VOLUME 15 MAY 1998 NUMBER 5
RADIO MISCELLANEA -- May 1998From Antique Radio Classified for May 1998
(Copyright 1996-8 by John V. Terrey - For personal use only.)
"Antique Radio Classified" invites its readers to contribute letters and information for inclusion in "Radio Miscellanea" and elsewhere in the magazine. "In The Marketplace" is based on information submitted by the businesses themselves. All topics should be of general interest and sent to A.R.C., P.O. Box 2, Carlisle, MA 01741. All material submitted should be verified for accuracy and may be edited for publication, which is not guaranteed. See the masthead for more details.
Cool April Fool Cover
All right youse guys!
My wife already thinks I'm a bit of a nut. Now you fool me with that Chinese transmitting tube. I told her all about it -- it was sooo cool! You should've heard her laugh when she found out it was a vase!
Oh, well. I've got the radio bug and it's incurable. It was a good one! Look forward to your next issue.
--Jim Fals, Eureka, CA
LA Wireless Shop Info Wanted
I am doing a story on the Wireless Shop of Los Angeles, 1910-1933. This company has a unique history of radio parts, kits and sets. I'd like to hear from collectors with literature about or radio sets from the Wireless Shop. Of interest is the 1925-1933 period, as well as the early years.
Both Jerry Finamore on the East Coast and Stew Oliver on the West Coast have been very helpful in supplying linformation and photos, particularly of the 1910-1923 era. I'm hoping to fill in some voids.
--Floyd A. Paul, 1545 Raymond, Glendale, CA 91201
A.R.C. on the Internet -- Pro & Con
I have mentioned it before, but guess it was a few years before its time. There are several ways to put A.R.C. in its entirety on the web where only subscribers could have access -- using a Newscape commerce server is the easiest. An alternative would be to post the articles on the web and use a mailing list for the classifieds. Either one would eliminate the biggest problem with A.R.C. -- the perception of "favored zip codes."
--A. Padgett Peterson, email@example.com
I agree, the technology is there. We are hesitant, however, to put the classified ads online because over 70 percent of our readers do not access the internet. Also, it is very difficult to obtain sufficient revenue from the site to cover the cost of maintaining it. This is an ongoing debate for us, and we continue to consider solutions that are fair to all.

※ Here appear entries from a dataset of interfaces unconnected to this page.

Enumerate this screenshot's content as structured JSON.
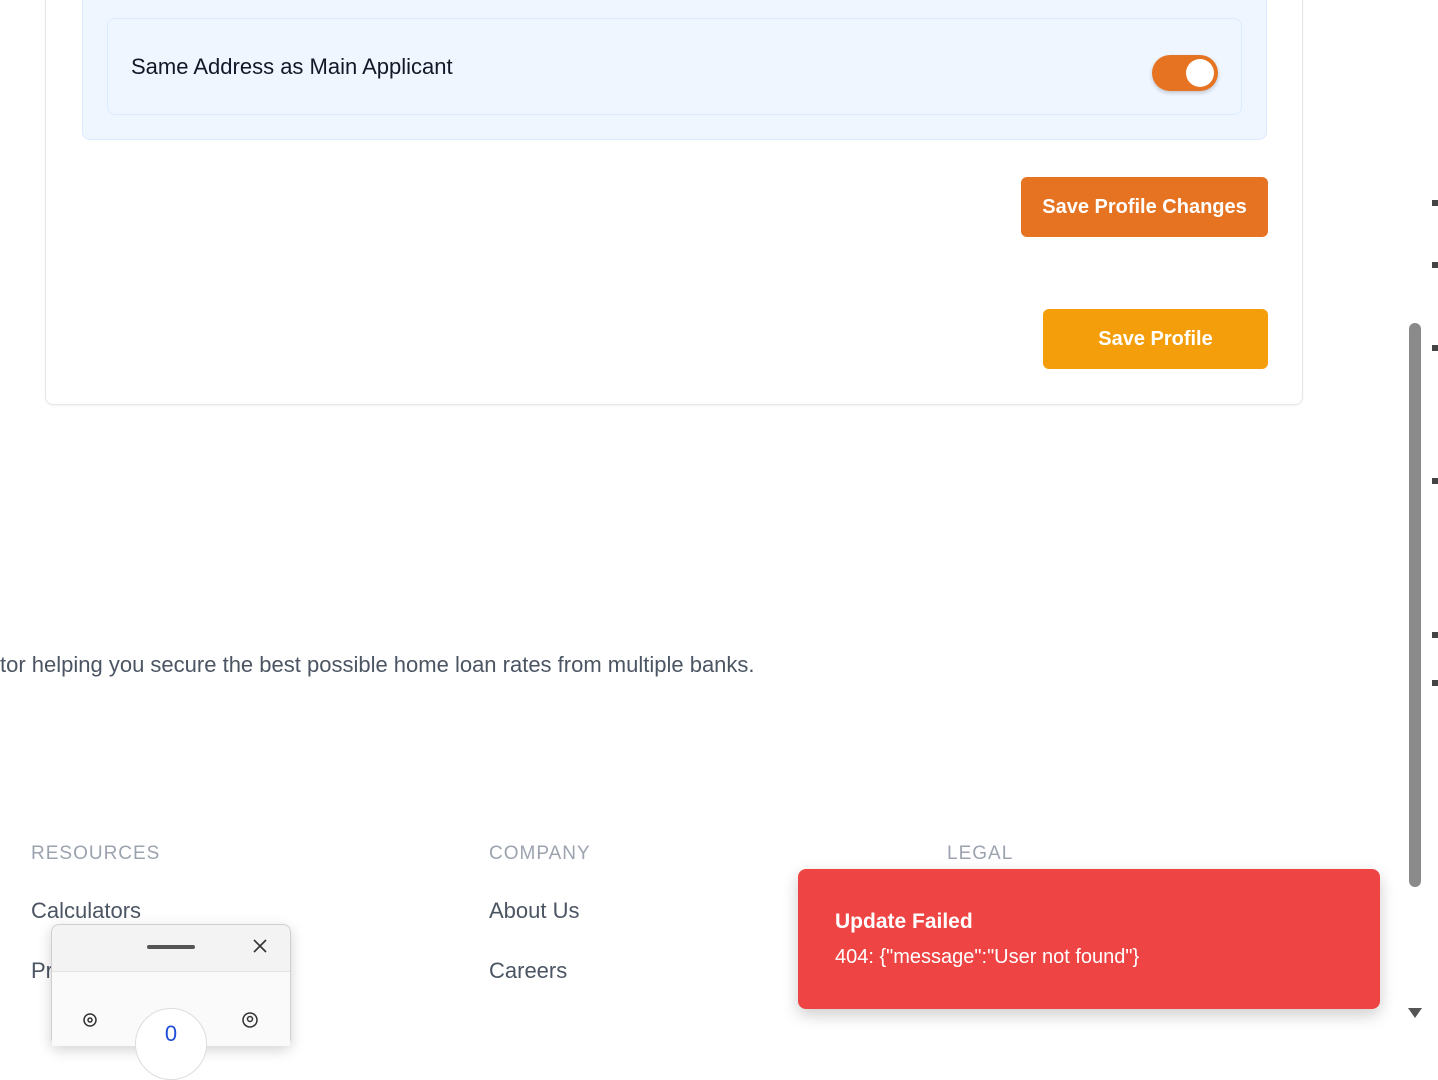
{
  "profile": {
    "toggle_label": "Same Address as Main Applicant",
    "toggle_on": true,
    "save_changes_label": "Save Profile Changes",
    "save_label": "Save Profile"
  },
  "footer": {
    "tagline": "tor helping you secure the best possible home loan rates from multiple banks.",
    "columns": [
      {
        "heading": "RESOURCES",
        "links": [
          "Calculators",
          "Pr"
        ]
      },
      {
        "heading": "COMPANY",
        "links": [
          "About Us",
          "Careers"
        ]
      },
      {
        "heading": "LEGAL",
        "links": []
      }
    ]
  },
  "toast": {
    "title": "Update Failed",
    "message": "404: {\"message\":\"User not found\"}"
  },
  "widget": {
    "center_text": "0"
  },
  "colors": {
    "accent_orange": "#e67322",
    "amber": "#f59e0b",
    "error_red": "#ef4444",
    "section_bg": "#eff6ff"
  }
}
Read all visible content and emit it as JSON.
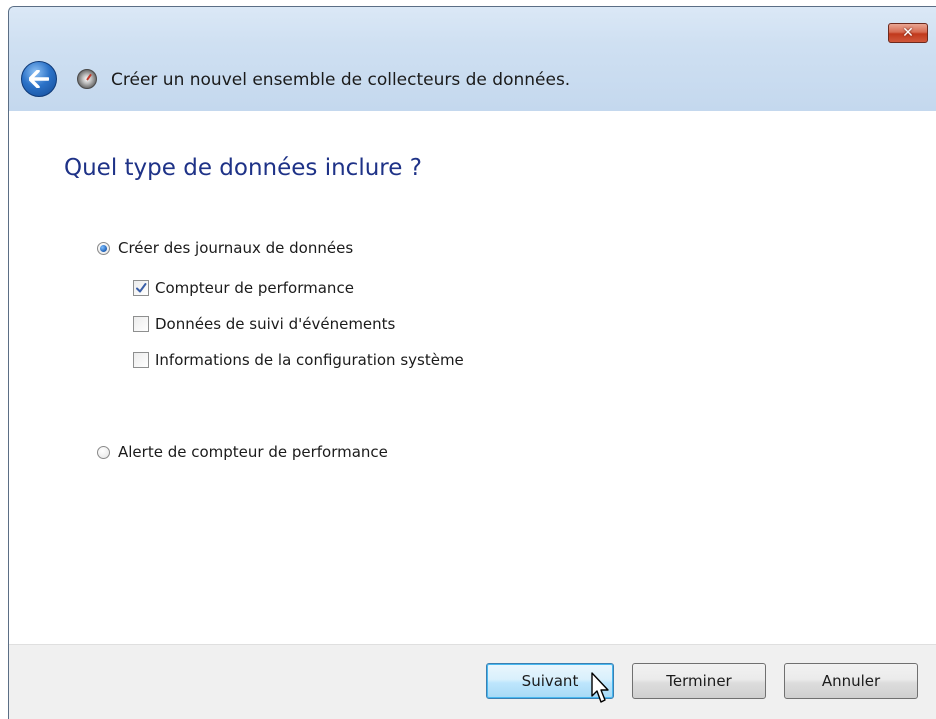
{
  "window": {
    "title": "Créer un nouvel ensemble de collecteurs de données.",
    "close_icon": "close-icon",
    "back_icon": "back-arrow-icon",
    "app_icon": "performance-monitor-icon"
  },
  "page": {
    "heading": "Quel type de données inclure ?"
  },
  "options": {
    "create_logs": {
      "label": "Créer des journaux de données",
      "selected": true
    },
    "perf_alert": {
      "label": "Alerte de compteur de performance",
      "selected": false
    }
  },
  "log_types": [
    {
      "label": "Compteur de performance",
      "checked": true
    },
    {
      "label": "Données de suivi d'événements",
      "checked": false
    },
    {
      "label": "Informations de la configuration système",
      "checked": false
    }
  ],
  "buttons": {
    "next": "Suivant",
    "finish": "Terminer",
    "cancel": "Annuler"
  },
  "colors": {
    "heading": "#1e3287",
    "title_bar": "#cfe0f2",
    "close_button": "#c1391c",
    "footer": "#f0f0f0"
  }
}
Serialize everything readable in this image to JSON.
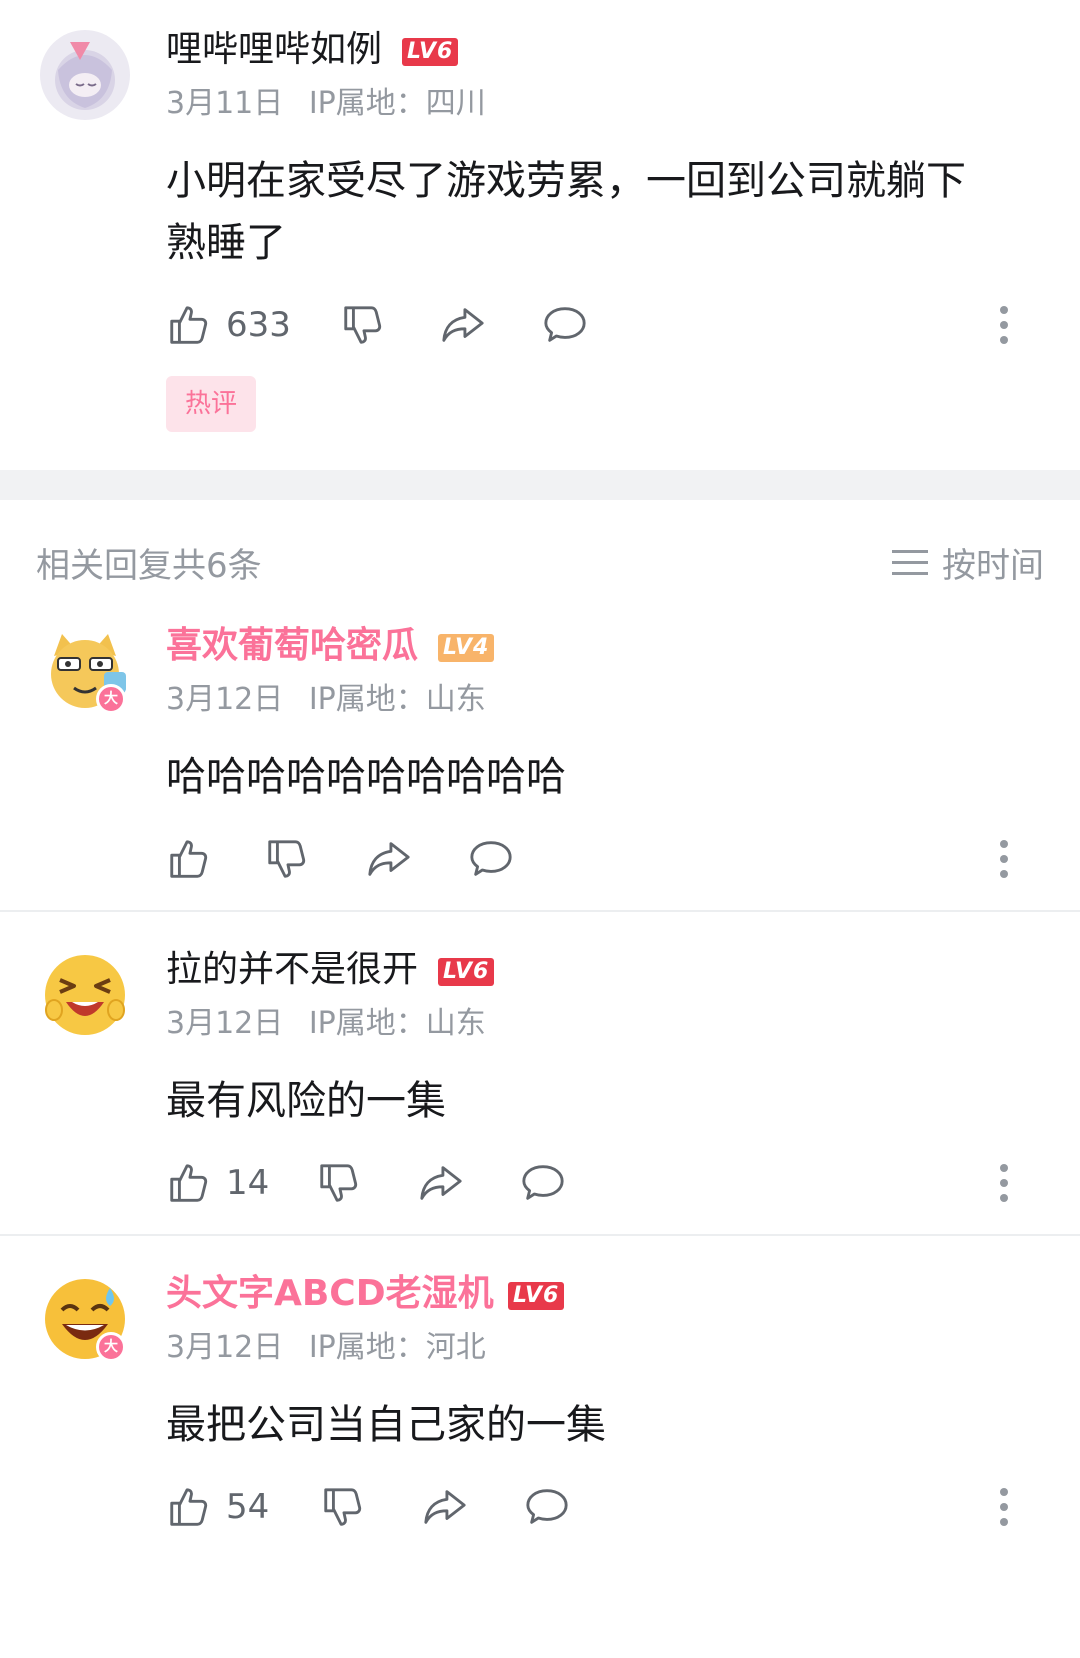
{
  "root": {
    "username": "哩哔哩哔如例",
    "level": "LV6",
    "date": "3月11日",
    "ip": "IP属地：四川",
    "content": "小明在家受尽了游戏劳累，一回到公司就躺下熟睡了",
    "likes": "633",
    "tag": "热评"
  },
  "replies_header": {
    "title": "相关回复共6条",
    "sort_label": "按时间"
  },
  "replies": [
    {
      "username": "喜欢葡萄哈密瓜",
      "level": "LV4",
      "date": "3月12日",
      "ip": "IP属地：山东",
      "content": "哈哈哈哈哈哈哈哈哈哈",
      "likes": "",
      "badge": "大"
    },
    {
      "username": "拉的并不是很开",
      "level": "LV6",
      "date": "3月12日",
      "ip": "IP属地：山东",
      "content": "最有风险的一集",
      "likes": "14",
      "badge": ""
    },
    {
      "username": "头文字ABCD老湿机",
      "level": "LV6",
      "date": "3月12日",
      "ip": "IP属地：河北",
      "content": "最把公司当自己家的一集",
      "likes": "54",
      "badge": "大"
    }
  ],
  "icons": {
    "like": "thumb-up-icon",
    "dislike": "thumb-down-icon",
    "share": "share-arrow-icon",
    "reply": "chat-bubble-icon",
    "more": "more-vertical-icon",
    "sort": "menu-lines-icon"
  },
  "colors": {
    "vip_name": "#fb7299",
    "meta": "#9499a0",
    "lv6": "#e8394a",
    "lv4": "#f8b46a"
  }
}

As for "favored zip codes," delivery speed is entirely a U.S. Postal Service issue, and our studies show that different zip codes are "favored" each month. There is not enough consistency in delivery times to merit staggering mailings other than mailing local issues a day later than the rest of the country, as we do. (Editor)
In response to Edward Herrschaft's letter in the April A.R.C. regarding the Internet, I sell only to those who do not have Internet capabilities. Why? Because many are being treated like second class collectors. I have recently sold an Emerson Stradivarius, an early transistor, and a breadboard -- satisfactory dealings, and I have more to sell. Snail mail is still effective.
--Milt Faivre, Vero Beach, FL
Certainly there are criteria for choosing potential buyers -- friends, collectors you've met at radio events, geographic proximity, credit worthiness -- but eliminating over 20 percent of your market might be shortsighted. On the other hand, "to each his own" is still a good maxim. (Editor)
More on the 1L6 Circuit
RE: the Type 1L6 tube substitute article in the March A.R.C.: Some Trans-Oceanic-like, multiband radios employed 1R5 tubes; others, 1L6 tubes. Zenith also sold AM/BC, band-only radios that used a 1L6 instead of a 1R5; for example, the fabric-covered, wood-cased, "flip-up dial" Model G503, chassis 5G41, battery/AC set, mfg. 1950, used a 1L6 tube. The similar styrene plastic version used a 1A5 tube. Yet, an earlier (red) styrene plastic, coat-pocket, battery-only set also used a 1L6 tube in place of a 1A5. Others are likely -- a search of battery-tube radios by Zenith and other makers is in order.
--Jim Farago, Minneapolis, MN